▶ WHAT IS EXPECTED
For each line below with the word "data", write out a copy.

--- SUPPLIED RECORDS Enclosed Below ---

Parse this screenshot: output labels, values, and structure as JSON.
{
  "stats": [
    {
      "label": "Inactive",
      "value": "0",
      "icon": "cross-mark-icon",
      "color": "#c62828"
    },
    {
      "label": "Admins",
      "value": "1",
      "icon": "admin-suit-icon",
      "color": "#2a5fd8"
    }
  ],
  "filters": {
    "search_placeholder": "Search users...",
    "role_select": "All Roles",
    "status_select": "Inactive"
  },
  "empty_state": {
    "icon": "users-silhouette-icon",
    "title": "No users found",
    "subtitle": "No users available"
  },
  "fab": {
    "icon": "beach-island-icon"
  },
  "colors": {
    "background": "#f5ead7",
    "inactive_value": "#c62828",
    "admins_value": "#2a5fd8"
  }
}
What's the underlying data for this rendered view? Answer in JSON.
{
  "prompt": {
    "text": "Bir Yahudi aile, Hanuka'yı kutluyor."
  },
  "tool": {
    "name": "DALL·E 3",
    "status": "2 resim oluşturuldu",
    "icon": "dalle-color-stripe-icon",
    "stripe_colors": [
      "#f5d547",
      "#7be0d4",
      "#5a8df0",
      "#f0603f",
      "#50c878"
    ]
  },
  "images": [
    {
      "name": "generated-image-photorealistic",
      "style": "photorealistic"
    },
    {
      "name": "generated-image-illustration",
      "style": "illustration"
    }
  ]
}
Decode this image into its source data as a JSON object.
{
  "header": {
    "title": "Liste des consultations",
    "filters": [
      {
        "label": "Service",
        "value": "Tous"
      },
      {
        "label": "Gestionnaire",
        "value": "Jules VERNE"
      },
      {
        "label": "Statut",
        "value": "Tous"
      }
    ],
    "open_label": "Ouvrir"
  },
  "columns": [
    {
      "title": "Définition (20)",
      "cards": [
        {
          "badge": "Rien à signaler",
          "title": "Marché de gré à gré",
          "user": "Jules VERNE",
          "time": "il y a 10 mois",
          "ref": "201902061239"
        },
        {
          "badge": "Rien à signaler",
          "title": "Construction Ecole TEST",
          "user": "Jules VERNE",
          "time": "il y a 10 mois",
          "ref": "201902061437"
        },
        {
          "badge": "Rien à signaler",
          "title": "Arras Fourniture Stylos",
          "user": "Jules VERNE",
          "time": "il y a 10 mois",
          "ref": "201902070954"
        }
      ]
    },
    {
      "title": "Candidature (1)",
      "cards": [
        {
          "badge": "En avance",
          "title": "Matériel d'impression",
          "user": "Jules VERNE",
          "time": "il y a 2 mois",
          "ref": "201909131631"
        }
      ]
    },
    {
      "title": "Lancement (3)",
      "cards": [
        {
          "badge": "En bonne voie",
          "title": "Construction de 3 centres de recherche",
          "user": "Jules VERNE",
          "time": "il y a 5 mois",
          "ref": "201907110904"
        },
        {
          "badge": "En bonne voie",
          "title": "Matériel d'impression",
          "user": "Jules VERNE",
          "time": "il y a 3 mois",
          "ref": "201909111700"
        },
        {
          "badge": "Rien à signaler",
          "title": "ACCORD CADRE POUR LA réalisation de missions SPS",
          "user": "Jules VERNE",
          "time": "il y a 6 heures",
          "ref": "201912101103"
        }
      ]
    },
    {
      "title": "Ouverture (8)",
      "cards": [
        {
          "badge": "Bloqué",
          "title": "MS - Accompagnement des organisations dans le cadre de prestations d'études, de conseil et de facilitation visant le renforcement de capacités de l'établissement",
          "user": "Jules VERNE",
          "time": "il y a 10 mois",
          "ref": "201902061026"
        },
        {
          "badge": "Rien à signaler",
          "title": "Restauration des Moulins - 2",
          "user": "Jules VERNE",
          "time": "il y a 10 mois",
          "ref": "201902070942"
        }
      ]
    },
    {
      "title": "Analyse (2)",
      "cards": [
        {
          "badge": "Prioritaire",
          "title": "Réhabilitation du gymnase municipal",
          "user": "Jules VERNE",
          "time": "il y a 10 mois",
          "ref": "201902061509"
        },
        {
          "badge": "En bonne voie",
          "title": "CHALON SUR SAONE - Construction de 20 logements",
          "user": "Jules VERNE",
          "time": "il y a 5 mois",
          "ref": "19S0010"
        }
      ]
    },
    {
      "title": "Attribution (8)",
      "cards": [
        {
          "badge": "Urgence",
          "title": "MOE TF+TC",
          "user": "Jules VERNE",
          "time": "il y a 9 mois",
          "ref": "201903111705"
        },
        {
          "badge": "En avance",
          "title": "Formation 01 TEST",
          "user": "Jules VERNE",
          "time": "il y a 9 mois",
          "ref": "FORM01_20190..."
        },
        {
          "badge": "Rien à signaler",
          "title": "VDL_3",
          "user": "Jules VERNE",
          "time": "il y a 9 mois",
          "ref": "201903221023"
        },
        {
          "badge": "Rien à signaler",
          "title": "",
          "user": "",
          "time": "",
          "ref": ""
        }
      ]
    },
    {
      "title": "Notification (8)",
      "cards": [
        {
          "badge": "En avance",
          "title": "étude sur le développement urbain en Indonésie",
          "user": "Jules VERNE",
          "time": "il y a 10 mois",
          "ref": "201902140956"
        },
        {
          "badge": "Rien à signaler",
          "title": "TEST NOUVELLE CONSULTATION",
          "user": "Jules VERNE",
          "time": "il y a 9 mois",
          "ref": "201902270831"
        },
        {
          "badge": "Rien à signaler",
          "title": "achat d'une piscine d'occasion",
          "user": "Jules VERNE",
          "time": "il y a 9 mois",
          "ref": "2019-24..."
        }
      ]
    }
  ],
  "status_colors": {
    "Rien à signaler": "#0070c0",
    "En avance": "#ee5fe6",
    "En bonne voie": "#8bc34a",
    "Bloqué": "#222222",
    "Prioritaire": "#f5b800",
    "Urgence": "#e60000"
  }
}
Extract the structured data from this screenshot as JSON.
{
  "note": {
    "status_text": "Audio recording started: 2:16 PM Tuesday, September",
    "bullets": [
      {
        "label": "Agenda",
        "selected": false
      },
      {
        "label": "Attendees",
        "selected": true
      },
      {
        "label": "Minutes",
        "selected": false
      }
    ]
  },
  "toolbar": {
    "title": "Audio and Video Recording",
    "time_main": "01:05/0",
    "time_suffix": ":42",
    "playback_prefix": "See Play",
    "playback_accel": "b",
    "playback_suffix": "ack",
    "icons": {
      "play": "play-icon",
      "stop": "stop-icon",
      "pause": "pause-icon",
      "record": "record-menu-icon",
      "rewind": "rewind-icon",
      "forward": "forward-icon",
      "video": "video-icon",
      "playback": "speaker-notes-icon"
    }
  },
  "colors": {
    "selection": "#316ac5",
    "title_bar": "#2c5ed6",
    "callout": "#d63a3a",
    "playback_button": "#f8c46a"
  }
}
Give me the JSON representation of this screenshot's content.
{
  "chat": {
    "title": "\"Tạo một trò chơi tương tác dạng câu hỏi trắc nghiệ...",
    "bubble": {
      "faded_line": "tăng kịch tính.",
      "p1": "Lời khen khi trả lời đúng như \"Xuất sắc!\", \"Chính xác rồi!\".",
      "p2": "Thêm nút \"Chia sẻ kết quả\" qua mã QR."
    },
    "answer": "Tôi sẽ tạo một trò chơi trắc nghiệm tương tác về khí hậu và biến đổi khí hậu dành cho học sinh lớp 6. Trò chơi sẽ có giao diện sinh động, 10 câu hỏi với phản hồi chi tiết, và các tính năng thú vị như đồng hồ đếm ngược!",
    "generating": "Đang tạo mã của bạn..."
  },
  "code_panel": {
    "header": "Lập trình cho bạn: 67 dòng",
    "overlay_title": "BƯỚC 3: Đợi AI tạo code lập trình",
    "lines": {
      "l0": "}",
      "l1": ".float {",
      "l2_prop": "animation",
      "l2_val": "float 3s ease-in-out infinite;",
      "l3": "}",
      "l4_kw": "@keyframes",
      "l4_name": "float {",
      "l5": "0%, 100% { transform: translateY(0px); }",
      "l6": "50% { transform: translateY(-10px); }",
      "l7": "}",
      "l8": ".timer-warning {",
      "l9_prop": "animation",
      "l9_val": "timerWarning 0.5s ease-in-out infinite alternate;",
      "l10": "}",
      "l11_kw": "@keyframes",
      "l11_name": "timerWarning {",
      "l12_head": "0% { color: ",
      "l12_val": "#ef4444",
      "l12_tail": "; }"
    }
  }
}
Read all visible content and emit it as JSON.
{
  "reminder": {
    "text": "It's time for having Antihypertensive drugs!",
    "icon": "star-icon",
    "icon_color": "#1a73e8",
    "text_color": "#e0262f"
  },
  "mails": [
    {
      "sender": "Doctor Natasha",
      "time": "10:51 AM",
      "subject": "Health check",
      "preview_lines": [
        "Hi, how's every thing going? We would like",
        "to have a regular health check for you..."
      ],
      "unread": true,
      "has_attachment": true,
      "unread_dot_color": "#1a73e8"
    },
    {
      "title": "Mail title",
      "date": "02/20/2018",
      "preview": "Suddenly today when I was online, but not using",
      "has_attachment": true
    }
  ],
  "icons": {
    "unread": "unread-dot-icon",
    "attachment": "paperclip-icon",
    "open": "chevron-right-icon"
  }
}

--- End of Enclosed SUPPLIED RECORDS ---

▶ OUTPUT FOR THIS EXERCISE
What's the underlying data for this rendered view? Answer in JSON.
Decode this image into its source data as a JSON object.
Extract the structured data from this screenshot as JSON.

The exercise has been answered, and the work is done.